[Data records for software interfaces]
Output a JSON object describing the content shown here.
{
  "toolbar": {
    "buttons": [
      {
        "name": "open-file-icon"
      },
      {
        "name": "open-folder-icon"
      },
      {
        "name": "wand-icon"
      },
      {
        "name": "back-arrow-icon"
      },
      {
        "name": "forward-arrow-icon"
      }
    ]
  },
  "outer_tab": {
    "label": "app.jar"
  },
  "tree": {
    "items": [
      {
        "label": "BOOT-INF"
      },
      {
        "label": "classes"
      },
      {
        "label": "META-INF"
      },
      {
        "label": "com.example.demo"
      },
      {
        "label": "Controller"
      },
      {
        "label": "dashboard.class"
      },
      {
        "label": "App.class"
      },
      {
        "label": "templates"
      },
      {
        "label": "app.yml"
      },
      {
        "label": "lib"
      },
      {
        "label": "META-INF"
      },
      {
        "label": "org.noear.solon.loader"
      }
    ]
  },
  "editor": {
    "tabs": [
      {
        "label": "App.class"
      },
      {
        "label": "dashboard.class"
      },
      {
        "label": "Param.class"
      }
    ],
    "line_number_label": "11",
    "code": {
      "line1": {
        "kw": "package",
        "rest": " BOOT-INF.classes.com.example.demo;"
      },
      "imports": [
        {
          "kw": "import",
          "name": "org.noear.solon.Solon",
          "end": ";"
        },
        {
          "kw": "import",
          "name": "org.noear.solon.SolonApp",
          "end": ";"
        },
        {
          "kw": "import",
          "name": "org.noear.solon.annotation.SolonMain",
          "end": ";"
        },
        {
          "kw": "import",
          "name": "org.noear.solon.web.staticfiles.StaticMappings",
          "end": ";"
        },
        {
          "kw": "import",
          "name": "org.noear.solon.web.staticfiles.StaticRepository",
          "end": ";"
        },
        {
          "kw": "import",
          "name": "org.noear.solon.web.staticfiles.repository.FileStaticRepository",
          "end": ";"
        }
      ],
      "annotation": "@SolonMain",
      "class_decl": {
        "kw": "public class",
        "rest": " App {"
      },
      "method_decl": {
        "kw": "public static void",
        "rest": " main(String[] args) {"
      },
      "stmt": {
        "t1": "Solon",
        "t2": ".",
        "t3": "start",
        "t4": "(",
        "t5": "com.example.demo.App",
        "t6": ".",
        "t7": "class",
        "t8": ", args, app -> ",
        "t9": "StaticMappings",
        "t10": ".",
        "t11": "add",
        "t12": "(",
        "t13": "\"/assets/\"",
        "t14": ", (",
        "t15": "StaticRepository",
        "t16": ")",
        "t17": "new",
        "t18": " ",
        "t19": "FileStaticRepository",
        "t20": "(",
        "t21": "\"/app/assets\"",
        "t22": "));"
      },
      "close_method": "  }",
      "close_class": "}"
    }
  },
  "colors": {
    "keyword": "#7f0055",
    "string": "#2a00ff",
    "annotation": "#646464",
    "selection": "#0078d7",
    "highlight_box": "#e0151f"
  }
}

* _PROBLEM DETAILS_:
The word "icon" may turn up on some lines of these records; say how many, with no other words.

* _RESULT FOR THIS TASK_:
5